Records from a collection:
=-=-=-=-=

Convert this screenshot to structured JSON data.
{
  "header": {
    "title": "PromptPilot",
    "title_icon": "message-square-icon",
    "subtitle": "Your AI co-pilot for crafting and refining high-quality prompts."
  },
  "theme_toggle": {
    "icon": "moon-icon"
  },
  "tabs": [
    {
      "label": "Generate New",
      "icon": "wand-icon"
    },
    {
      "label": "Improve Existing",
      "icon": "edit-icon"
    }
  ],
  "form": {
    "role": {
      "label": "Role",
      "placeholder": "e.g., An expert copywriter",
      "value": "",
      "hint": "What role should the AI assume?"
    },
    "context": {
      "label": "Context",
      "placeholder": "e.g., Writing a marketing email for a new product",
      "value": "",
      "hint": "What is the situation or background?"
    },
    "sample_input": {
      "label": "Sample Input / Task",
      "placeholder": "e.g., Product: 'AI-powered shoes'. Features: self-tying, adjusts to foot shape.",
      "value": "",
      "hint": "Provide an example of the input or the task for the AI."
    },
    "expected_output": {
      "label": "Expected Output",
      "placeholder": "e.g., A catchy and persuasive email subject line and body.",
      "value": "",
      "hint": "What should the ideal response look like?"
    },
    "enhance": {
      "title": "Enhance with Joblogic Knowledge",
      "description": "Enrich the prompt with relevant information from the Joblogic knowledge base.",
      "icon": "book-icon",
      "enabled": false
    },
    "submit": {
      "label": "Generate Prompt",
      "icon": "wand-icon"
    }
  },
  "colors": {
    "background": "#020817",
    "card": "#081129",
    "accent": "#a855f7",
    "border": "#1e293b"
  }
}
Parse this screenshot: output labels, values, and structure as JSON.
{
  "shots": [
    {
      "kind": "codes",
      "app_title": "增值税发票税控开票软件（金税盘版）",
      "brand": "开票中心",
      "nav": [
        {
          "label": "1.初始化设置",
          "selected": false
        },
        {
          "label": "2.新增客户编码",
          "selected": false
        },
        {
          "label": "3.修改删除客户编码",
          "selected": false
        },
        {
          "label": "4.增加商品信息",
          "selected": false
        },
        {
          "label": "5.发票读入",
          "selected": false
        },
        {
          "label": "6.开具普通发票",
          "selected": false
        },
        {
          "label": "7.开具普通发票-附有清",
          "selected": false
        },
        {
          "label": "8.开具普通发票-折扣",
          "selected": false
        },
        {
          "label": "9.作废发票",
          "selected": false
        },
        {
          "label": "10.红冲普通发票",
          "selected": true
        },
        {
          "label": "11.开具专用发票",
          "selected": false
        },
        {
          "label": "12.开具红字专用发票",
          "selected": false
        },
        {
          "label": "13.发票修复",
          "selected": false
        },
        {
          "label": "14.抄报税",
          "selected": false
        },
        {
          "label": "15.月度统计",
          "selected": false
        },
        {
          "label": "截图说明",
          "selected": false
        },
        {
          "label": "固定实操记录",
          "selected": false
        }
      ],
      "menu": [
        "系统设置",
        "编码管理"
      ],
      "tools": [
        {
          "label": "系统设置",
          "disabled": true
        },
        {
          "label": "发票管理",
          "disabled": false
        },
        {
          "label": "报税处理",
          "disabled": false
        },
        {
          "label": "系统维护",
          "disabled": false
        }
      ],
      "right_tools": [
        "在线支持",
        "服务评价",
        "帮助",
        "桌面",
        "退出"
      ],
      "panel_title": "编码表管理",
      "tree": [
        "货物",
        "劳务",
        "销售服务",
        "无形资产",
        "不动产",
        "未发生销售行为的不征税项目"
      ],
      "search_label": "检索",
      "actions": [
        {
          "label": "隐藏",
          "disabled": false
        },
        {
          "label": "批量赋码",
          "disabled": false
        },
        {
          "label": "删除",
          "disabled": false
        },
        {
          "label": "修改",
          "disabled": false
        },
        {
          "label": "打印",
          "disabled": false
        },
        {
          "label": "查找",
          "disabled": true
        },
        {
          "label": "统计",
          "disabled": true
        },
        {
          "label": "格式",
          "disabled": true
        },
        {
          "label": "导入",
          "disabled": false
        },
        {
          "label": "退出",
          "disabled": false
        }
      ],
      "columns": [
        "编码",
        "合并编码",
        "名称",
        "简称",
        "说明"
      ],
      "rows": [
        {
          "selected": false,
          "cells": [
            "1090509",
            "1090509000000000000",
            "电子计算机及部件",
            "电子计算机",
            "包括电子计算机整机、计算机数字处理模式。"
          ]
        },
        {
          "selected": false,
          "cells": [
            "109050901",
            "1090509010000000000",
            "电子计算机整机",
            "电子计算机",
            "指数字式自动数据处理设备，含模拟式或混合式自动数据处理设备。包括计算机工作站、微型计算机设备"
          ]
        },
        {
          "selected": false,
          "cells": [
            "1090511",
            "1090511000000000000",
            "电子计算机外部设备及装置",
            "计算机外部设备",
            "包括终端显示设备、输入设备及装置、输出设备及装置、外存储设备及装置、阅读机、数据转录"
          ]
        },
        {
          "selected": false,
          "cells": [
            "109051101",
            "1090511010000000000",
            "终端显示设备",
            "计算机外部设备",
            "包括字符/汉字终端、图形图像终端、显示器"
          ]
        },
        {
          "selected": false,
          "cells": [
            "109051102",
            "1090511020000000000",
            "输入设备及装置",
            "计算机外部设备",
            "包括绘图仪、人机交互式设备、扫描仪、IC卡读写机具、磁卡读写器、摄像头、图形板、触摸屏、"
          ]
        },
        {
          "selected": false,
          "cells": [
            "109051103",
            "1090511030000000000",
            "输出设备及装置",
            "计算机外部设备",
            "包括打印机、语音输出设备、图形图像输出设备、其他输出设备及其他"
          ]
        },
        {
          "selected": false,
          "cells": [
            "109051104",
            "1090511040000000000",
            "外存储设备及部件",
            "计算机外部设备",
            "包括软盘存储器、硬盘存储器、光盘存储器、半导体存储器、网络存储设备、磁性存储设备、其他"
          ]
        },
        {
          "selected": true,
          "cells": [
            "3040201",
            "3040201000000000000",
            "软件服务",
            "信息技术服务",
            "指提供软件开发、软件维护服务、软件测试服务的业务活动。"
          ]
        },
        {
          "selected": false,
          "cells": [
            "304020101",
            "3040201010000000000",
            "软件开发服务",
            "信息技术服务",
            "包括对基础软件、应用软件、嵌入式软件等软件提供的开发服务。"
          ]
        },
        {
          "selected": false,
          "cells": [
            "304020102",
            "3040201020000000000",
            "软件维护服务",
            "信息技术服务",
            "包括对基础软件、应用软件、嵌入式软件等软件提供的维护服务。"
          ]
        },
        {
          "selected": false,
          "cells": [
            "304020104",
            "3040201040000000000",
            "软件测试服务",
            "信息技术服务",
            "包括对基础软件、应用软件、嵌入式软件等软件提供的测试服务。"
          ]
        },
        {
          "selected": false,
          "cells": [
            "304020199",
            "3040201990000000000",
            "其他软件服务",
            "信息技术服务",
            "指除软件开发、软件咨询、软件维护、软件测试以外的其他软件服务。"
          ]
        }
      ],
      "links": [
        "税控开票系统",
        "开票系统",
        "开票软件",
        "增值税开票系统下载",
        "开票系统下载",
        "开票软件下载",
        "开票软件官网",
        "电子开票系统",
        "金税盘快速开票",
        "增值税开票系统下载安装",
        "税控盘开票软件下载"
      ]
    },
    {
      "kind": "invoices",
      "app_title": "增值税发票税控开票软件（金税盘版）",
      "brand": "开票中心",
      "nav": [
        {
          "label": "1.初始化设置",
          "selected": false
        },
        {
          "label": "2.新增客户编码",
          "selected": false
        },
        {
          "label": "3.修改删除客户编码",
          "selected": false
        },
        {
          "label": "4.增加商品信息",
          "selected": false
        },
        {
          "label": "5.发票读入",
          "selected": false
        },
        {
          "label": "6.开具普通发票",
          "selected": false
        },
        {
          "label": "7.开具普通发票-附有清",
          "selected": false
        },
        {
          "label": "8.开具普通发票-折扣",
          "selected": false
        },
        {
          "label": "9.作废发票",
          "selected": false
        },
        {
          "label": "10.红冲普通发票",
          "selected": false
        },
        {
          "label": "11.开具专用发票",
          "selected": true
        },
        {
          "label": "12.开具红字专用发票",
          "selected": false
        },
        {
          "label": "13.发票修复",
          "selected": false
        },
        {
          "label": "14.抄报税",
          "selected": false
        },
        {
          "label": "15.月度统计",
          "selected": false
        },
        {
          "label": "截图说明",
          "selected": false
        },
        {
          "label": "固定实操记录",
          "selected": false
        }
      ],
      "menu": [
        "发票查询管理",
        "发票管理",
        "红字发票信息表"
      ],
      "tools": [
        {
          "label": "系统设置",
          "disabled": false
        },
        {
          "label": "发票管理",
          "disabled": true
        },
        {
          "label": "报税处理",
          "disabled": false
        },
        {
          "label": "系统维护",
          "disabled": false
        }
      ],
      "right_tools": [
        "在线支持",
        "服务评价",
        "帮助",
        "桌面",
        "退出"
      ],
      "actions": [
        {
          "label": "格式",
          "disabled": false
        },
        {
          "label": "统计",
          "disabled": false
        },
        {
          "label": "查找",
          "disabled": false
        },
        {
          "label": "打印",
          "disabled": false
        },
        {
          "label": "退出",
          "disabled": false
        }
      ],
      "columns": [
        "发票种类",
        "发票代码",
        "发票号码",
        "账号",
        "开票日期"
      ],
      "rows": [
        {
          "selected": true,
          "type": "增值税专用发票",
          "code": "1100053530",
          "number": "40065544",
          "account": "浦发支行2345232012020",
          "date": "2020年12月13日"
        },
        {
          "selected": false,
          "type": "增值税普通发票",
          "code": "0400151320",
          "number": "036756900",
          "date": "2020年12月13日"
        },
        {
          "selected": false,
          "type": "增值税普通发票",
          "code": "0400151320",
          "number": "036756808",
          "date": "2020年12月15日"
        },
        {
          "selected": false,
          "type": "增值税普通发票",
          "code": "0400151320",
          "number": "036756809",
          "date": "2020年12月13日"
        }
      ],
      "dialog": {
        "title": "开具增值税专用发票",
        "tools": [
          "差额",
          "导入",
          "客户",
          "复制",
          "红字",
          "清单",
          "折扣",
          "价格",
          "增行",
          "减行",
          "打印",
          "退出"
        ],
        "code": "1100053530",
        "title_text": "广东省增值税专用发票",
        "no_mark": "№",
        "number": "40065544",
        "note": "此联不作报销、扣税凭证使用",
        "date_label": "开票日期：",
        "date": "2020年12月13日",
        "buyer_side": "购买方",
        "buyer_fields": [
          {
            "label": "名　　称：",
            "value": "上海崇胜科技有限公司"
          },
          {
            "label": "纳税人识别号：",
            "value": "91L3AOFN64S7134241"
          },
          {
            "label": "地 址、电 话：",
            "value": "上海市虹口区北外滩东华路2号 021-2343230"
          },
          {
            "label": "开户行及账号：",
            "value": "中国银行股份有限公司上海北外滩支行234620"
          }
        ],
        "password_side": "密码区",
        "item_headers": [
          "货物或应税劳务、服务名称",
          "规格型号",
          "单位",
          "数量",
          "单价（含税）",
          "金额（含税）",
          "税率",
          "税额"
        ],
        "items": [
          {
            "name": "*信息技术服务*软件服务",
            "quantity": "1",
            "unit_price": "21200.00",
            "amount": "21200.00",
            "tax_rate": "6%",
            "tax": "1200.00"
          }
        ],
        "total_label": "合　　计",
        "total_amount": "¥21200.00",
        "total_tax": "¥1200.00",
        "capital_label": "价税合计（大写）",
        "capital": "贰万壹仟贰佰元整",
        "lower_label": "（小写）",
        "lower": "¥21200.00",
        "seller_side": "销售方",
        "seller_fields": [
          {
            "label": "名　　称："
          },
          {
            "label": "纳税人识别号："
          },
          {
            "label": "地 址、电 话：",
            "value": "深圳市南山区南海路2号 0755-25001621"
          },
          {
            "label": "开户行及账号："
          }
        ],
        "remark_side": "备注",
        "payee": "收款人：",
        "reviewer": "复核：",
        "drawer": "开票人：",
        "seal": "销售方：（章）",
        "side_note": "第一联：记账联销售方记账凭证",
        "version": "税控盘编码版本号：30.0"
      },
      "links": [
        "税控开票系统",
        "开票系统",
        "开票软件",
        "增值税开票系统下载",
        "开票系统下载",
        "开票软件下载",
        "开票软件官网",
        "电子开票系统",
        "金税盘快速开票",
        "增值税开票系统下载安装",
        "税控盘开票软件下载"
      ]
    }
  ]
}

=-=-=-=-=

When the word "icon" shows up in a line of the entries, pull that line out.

▶ **Solution for this task**
    "title_icon": "message-square-icon",
    "icon": "moon-icon"
      "icon": "wand-icon"
      "icon": "edit-icon"
      "icon": "book-icon",
      "icon": "wand-icon"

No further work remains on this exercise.